curate diagnostics in many cases. Formoterol is the recommended as-needed medication due to its faster onset of action (equivalent to SABAs) as opposed to salmeterol. However, the cost of these medications may be a barrier for some patients and will raise the cost of inhalers for the vast majority of asthma patients and the State, which funds the majority of the treatments. Further studies may be needed on this in countries with different healthcare structures and costs. There are studies showing that it is cost-effective in reducing the costs of exacerbations and hospitalisations. GPs and practice nurses will have to ensure the correct technique is used for the new inhalers.
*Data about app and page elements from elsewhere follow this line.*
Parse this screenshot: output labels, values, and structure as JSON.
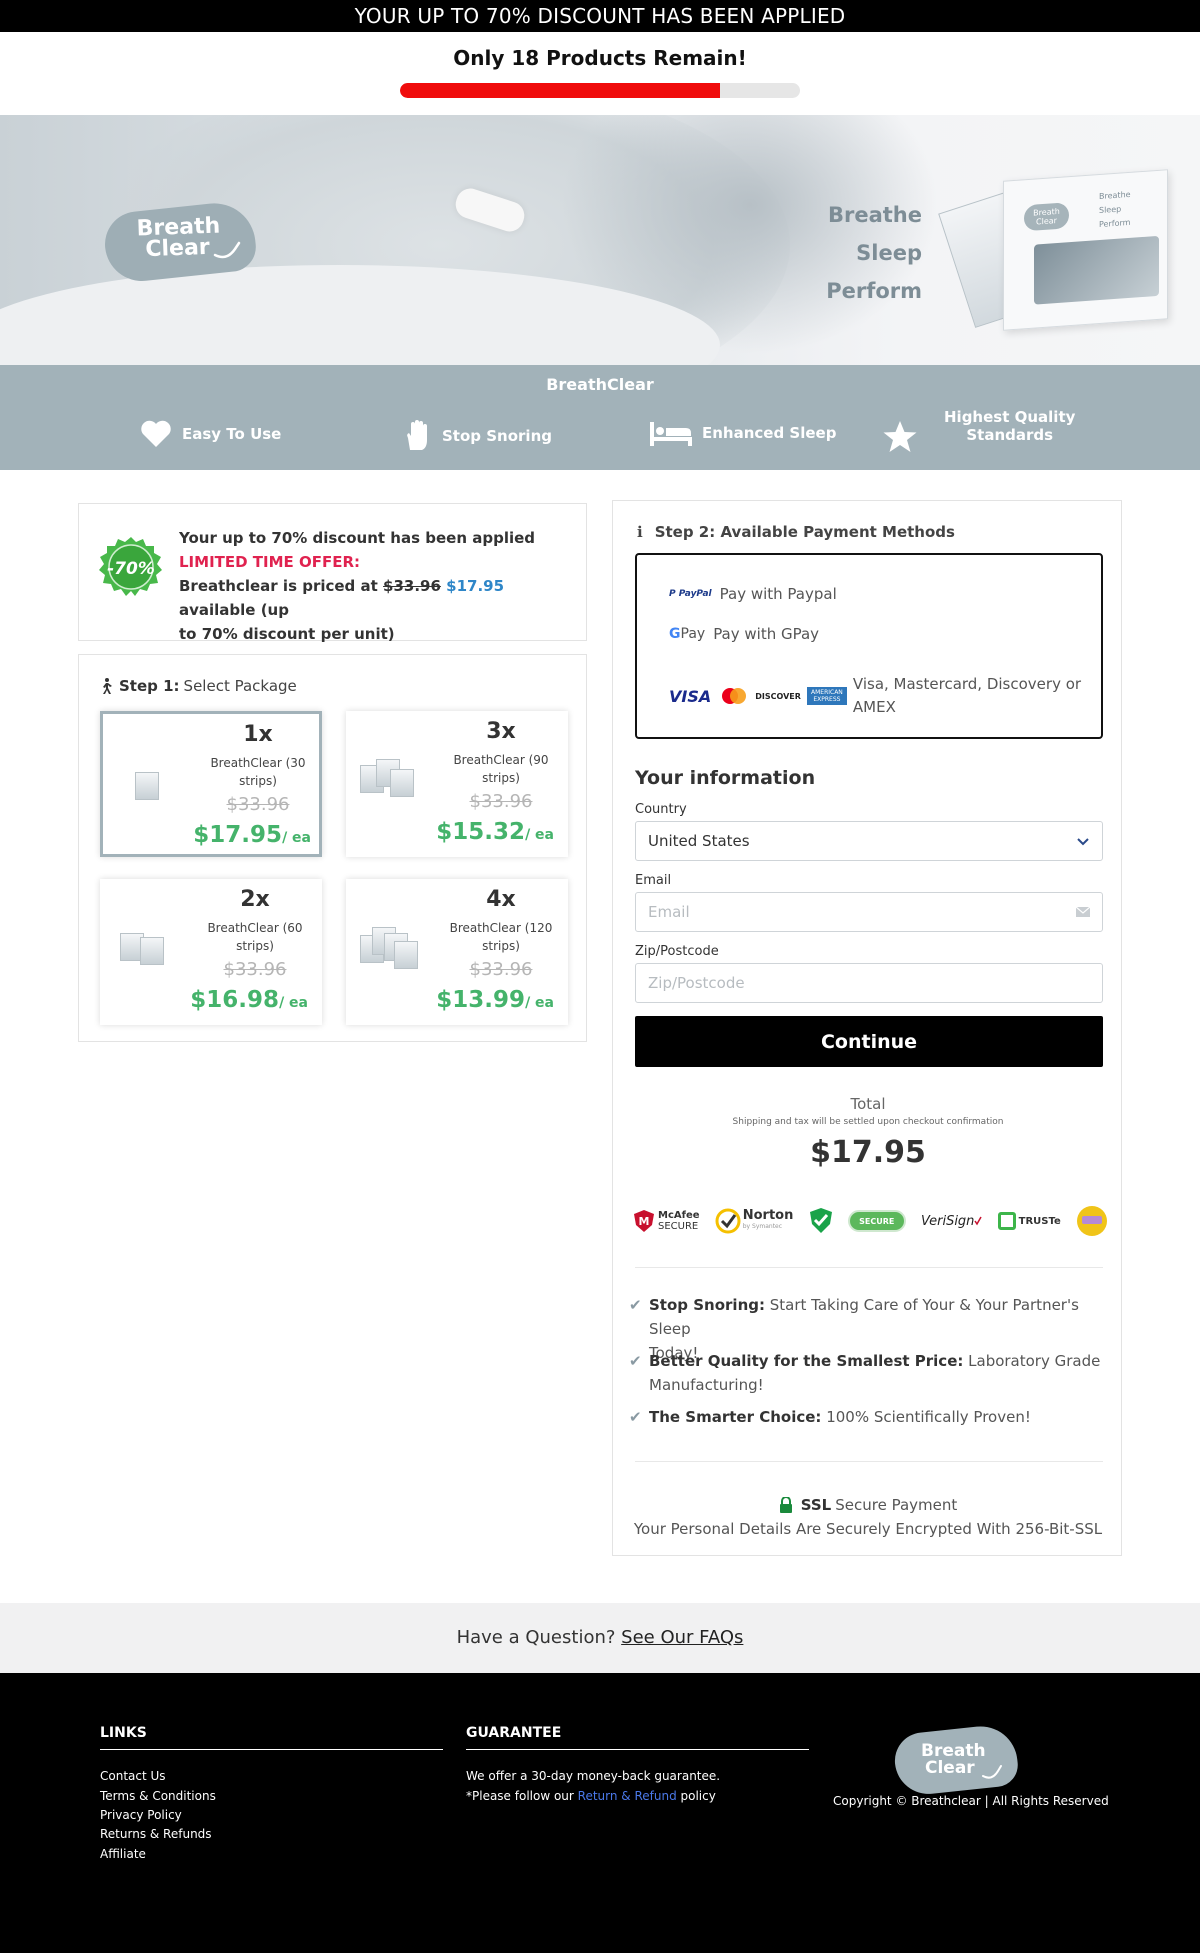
{
  "topbar": {
    "text": "YOUR UP TO 70% DISCOUNT HAS BEEN APPLIED"
  },
  "stock": {
    "headline": "Only 18 Products Remain!",
    "progress_percent": 80
  },
  "hero": {
    "logo_line1": "Breath",
    "logo_line2": "Clear",
    "taglines": [
      "Breathe",
      "Sleep",
      "Perform"
    ],
    "box_words": [
      "Breathe",
      "Sleep",
      "Perform"
    ]
  },
  "features": {
    "title": "BreathClear",
    "items": [
      {
        "label": "Easy To Use",
        "icon": "heart-icon"
      },
      {
        "label": "Stop Snoring",
        "icon": "hand-icon"
      },
      {
        "label": "Enhanced Sleep",
        "icon": "bed-icon"
      },
      {
        "label": "Highest Quality",
        "label2": "Standards",
        "icon": "star-icon"
      }
    ]
  },
  "discount": {
    "badge": "-70%",
    "line1": "Your up to 70% discount has been applied",
    "line2": "LIMITED TIME OFFER:",
    "line3_prefix": "Breathclear is priced at ",
    "old_price": "$33.96",
    "new_price": "$17.95",
    "line3_suffix": " available (up",
    "line4": "to 70% discount per unit)"
  },
  "packages": {
    "step_label": "Step 1:",
    "step_text": "Select Package",
    "unit_suffix": "/ ea",
    "items": [
      {
        "qty": "1x",
        "desc1": "BreathClear (30",
        "desc2": "strips)",
        "old": "$33.96",
        "price": "$17.95",
        "selected": true
      },
      {
        "qty": "3x",
        "desc1": "BreathClear (90",
        "desc2": "strips)",
        "old": "$33.96",
        "price": "$15.32",
        "selected": false
      },
      {
        "qty": "2x",
        "desc1": "BreathClear (60",
        "desc2": "strips)",
        "old": "$33.96",
        "price": "$16.98",
        "selected": false
      },
      {
        "qty": "4x",
        "desc1": "BreathClear (120",
        "desc2": "strips)",
        "old": "$33.96",
        "price": "$13.99",
        "selected": false
      }
    ]
  },
  "payment": {
    "step_label": "Step 2: Available Payment Methods",
    "paypal_logo": "PayPal",
    "paypal_label": "Pay with Paypal",
    "gpay_logo": "Pay",
    "gpay_label": "Pay with GPay",
    "cards_text": "Visa, Mastercard, Discovery or AMEX",
    "visa": "VISA",
    "discover": "DISCOVER",
    "amex": "AMERICAN EXPRESS"
  },
  "info": {
    "heading": "Your information",
    "country_label": "Country",
    "country_value": "United States",
    "email_label": "Email",
    "email_placeholder": "Email",
    "zip_label": "Zip/Postcode",
    "zip_placeholder": "Zip/Postcode",
    "continue_label": "Continue"
  },
  "total": {
    "label": "Total",
    "note": "Shipping and tax will be settled upon checkout confirmation",
    "amount": "$17.95"
  },
  "seals": {
    "mcafee1": "McAfee",
    "mcafee2": "SECURE",
    "norton": "Norton",
    "norton_sub": "by Symantec",
    "comodo": "SECURE",
    "verisign": "VeriSign",
    "truste": "TRUSTe"
  },
  "benefits": [
    {
      "title": "Stop Snoring:",
      "text1": " Start Taking Care of Your & Your Partner's Sleep",
      "text2": "Today!"
    },
    {
      "title": "Better Quality for the Smallest Price:",
      "text1": " Laboratory Grade",
      "text2": "Manufacturing!"
    },
    {
      "title": "The Smarter Choice:",
      "text1": " 100% Scientifically Proven!",
      "text2": ""
    }
  ],
  "ssl": {
    "title": "SSL",
    "text": "Secure Payment",
    "sub": "Your Personal Details Are Securely Encrypted With 256-Bit-SSL"
  },
  "faq": {
    "prefix": "Have a Question? ",
    "link": "See Our FAQs"
  },
  "footer": {
    "links_heading": "LINKS",
    "links": [
      "Contact Us",
      "Terms & Conditions",
      "Privacy Policy",
      "Returns & Refunds",
      "Affiliate"
    ],
    "guarantee_heading": "GUARANTEE",
    "guarantee_line1": "We offer a 30-day money-back guarantee.",
    "guarantee_line2_prefix": "*Please follow our ",
    "guarantee_link": "Return & Refund",
    "guarantee_line2_suffix": " policy",
    "logo_line1": "Breath",
    "logo_line2": "Clear",
    "copyright": "Copyright © Breathclear | All Rights Reserved"
  },
  "colors": {
    "accent_gray": "#a2b2b9",
    "price_green": "#45b36b",
    "alert_red": "#e0224f",
    "progress_red": "#f00c0c"
  }
}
than if symptoms have been present for more than two-to-four years. • In occupational asthma, early removal from the trigger factors at work are the key element in improving the situation. Most patients with asthma do not need more than low-dose ICS, because most of the benefit is achieved at low-dose treatment. For most patients a controller can be started with either as-needed ICS-formoterol (or if not available, low-dose ICS whenever SABA is taken) or with regular low-dose ICS.
Step 1 This step was SABA when needed in previous guidelines. This is now only recommended for patients with symptoms less than twice a month and no exacerbations. The new guidelines recommend as needed low-dose ICS-formoterol. The factors that influenced this decision were: • These patients can have severe exacerbations despite minimal interval symptoms. • Use of ICS-formoterol was associated with reduced exacerbations and 20 per cent reduction in ICS use as opposed to regular low-dose ICS. • To reduce conflicting messages in the past where patients were told to use their SABA medication as much as they needed and then being told that they needed to reduce SABA use to gain control. • ICS adherence in patients is poor and exposes patients to risks of SABA use only. All studies so far have been with budesonide-formoterol but beclomethasone-formoterol may also be suitable. This new guideline will have implications for all clinicians treating asthma as it is no longer recommended to start with a SABA-only treatment. It will therefore be important to make an accurate diagnosis and it is estimated that up to 30 per cent of patients with GP diagnoses of asthma may not in fact have asthma. This is due to lack of resourcing of ac-
The key element of assess, adjust and review remain in place when dealing with patients with asthma. Assessing: • Confirming the diagnosis. • Symptoms control. • Comorbidities. • Inhaler technique and adherence. • Patient goals. • • •
Adjusting: Treatment of modifiable risk factors and comorbidities. Non pharmacological strategies. Education and skills training.
• • • • •
Reviewing: Symptoms. Exacerbations. Side effects. Lung function. Patient satisfaction.
The use of tiotropium was in the last guidelines at step 4, for patients over the age of 12 years with exacerbations but the age of this has been reduced down to patients over six years in line with manufacturers licencing policy. The use of sublingual immunotherapy (SLIT) has been kept in the guidelines at step 3 for patients who are allergic to house dust mites (proven on skin prick test or SpIGe testing) who are over 12 years with exacerbations.
In summary The new guidelines are an important step to try to reduce the burden of asthma but will present challenges to doctors to alter older prescribing patterns, to patients who have to adapt to a different management approach and to funders who may expect to see an initial rise in cost of medications. One would expect savings to be made with less secondary care costs and less indirect costs such as time off work. The new guidelines need to be considered at national level before widespread adoption. See www.ginaasthma.org for more information.
Clinical Journal for all healthcare professionals specialising in, or with an interest in, respiratory medicine